Always remember that fall protection is mandatory regardless of the heights when employees will be working at near or above dangerous equipment, such as open drive belts, pulleys, gears or open vats. And be sure to look out for our upcoming article on the updated Walking/Working standard.
How residential contractors can up their game:
- Create sustainable safety program
- Keep and review safety manuals
- Have regular toolbox talks
- Train workers on fall protection
- Perform job hazard assessments before work begins
- Make sure all workers and subcontractors are following the same safety program
California has current fall protection regulations that include:
Guard rails and toe boards must be installed:
- When work is performed at 7.5 feet or more above ground
- On all open sides of unenclosed elevated work areas (roof opening, landings, balconies and porches)
- On floor, roof, and wall openings
Scaffolds must be used:
- When work can’t be done safely by workers on permanent or solid construction that is at least 20 inches wide and no more than 15 feet in height, except when work can be done from a ladder. Another exception to this regulation is “work of short duration from joists or similar members at 2 feet or closer centers, planks resting on these members forming a plank platform 12 inches wide or equivalent protection”.

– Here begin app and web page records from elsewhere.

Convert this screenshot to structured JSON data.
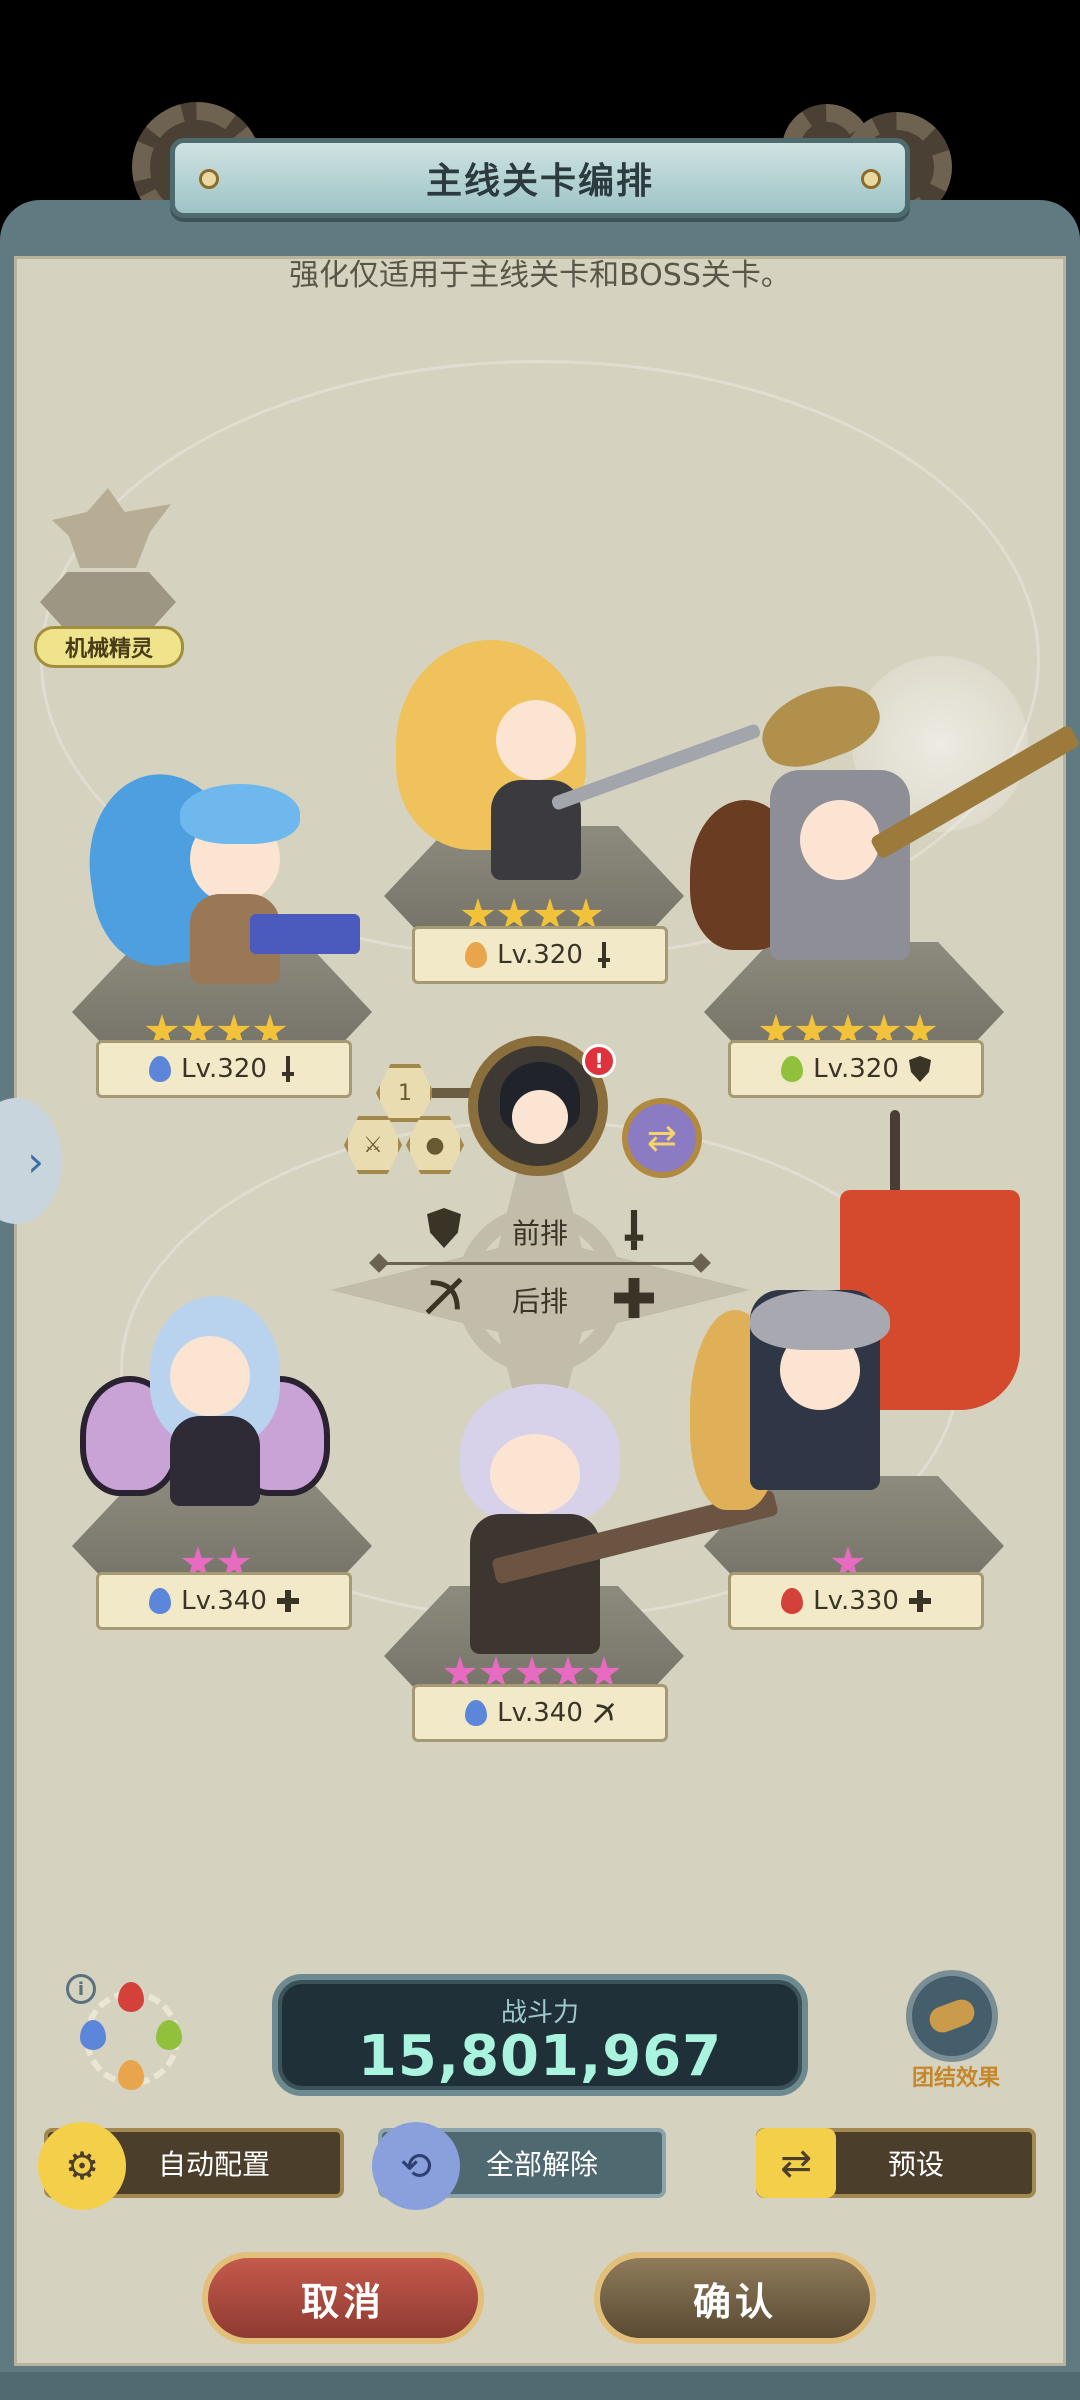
{
  "header": {
    "title": "主线关卡编排"
  },
  "subtitle": "强化仅适用于主线关卡和BOSS关卡。",
  "spirit": {
    "label": "机械精灵"
  },
  "heroes": [
    {
      "id": "back-left-top",
      "level": "Lv.320",
      "stars": 4,
      "star_color": "gold",
      "element": "water",
      "role": "sword"
    },
    {
      "id": "front-center",
      "level": "Lv.320",
      "stars": 4,
      "star_color": "gold",
      "element": "earth",
      "role": "sword"
    },
    {
      "id": "right-top",
      "level": "Lv.320",
      "stars": 5,
      "star_color": "gold",
      "element": "wind",
      "role": "shield"
    },
    {
      "id": "left-bottom",
      "level": "Lv.340",
      "stars": 2,
      "star_color": "pink",
      "element": "water",
      "role": "plus"
    },
    {
      "id": "center-bottom",
      "level": "Lv.340",
      "stars": 5,
      "star_color": "pink",
      "element": "water",
      "role": "bow"
    },
    {
      "id": "right-bottom",
      "level": "Lv.330",
      "stars": 1,
      "star_color": "pink",
      "element": "fire",
      "role": "plus"
    }
  ],
  "leader": {
    "number": "1",
    "alert": "!"
  },
  "rows": {
    "front": "前排",
    "back": "后排"
  },
  "power": {
    "label": "战斗力",
    "value": "15,801,967"
  },
  "unity": {
    "label": "团结效果"
  },
  "buttons": {
    "auto": "自动配置",
    "clear": "全部解除",
    "preset": "预设",
    "cancel": "取消",
    "confirm": "确认"
  },
  "colors": {
    "water": "#5b86d9",
    "fire": "#d3413a",
    "earth": "#e8a54b",
    "wind": "#8fc13d",
    "gold_star": "#f2c23a",
    "pink_star": "#e66bc1",
    "power_text": "#a9f3df"
  },
  "icons": {
    "sword": "sword-icon",
    "shield": "shield-icon",
    "bow": "bow-icon",
    "plus": "healer-plus-icon"
  }
}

California may be phasing into OSHA’s fall protection rules sometime in 2018. One reason for this adoption of regulations has to do with the trigger heights that require fall protection in residential construction. Currently, the heights that require fall protection can go up to as high as 15 feet, as opposed to OSHA’s limit of 6 feet. Keep on the lookout for this proposal that also seeks to end the exception that allows contractors to not use fall protection if work is “short duration and limited exposure”.
Fall protection regulations are complicated and are often open to misinterpretation. If you take the time to review any changes in fall protection regularly and have a solid fall protection training program in place, you will stay ahead of the game and be able to set clear and defined goals for your team. By knowing the safety requirements that are necessary for your industry and your region, you can keep workers safe and ensure they aren’t another statistic.